New species of orchid from Columbia
A new species of orchid, Telipogon diabolicus, was discovered in the course of field research conducted in southern Columbia. The name of this small orchid is a reference to the structure of the gynostemium (reproductive structure created by the fusion of pistil and stamen), which resembles a devil’s face. The previously unknown species was described by Dr Marta Kolanowska and Prof. Dr hab. Dariusz L. Szlachetko from the Department of Plant Taxonomy and Nature Conservation of the UG’s Faculty of Biology in cooperation with Ramiro Medina Trejo (Columbia). Due to the location of the only known population of T. diabolicus near a road and the sensitivity of high-mountain plant formations to climate change, the orchid has been classified as critically endangered.
The most intriguing question concerning T. diabolicus concerns its pollination.
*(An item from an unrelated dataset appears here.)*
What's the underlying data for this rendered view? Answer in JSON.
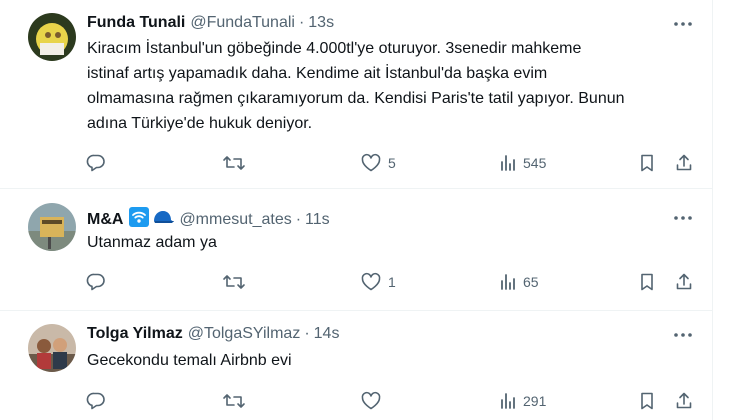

Research hitherto indicates that in the case of orchids of the genus Telipogon the pollinia are carried by insects during pseudo-copulation (with the pollinia attaching themselves to the body of an insect male as it attempts to copulate with a flower resembling a female) but so far no material has been published to confirm this assumption. It would be enormously interesting to observe an insect for whom the ‘diabolical’ gynostemium resembles the female of its own species.
After the information on the discovery of the ‘diabolical orchid’ was published by the EurekAlert! service and the “Speaking of Science” section run by the Washington Post, the orchid quickly gained incredible ‘popularity’. Information on T. diabolicus has appeared, amongst others, on internet sites of the International Business Times, Live Science, Nature World News, Science World Report, National Geographic, and also in the media in Columbia (El Espectador), Spain (www.abc.es), Italy (Notizie.it), Germany (www.spektrum.de), the Czech Republic (Ekolist.cz), Russia (ria.ru), and even Vietnam (www.baoxaydung.com.vn).
Telipogon diabolicus has also gained many ‘fans’ on Facebook (http://www.iflscience.com/plants-and-animals/newly-described-orchid-has-a-tiny-demon-at-its-center/).
For nearly 10 years the diversity, systematics and biogeography of Andean orchids have remained the focus of research for staff and doctoral students of the Department of Plant Taxonomy and Nature Conservation, who have described over 100 species of previously unknown South American orchids. Work in Columbia is conducted in partnership with the Buenoy Yumartán Aldea Ecológica foundation and the local researchers.
Photo: Marta Kolanowska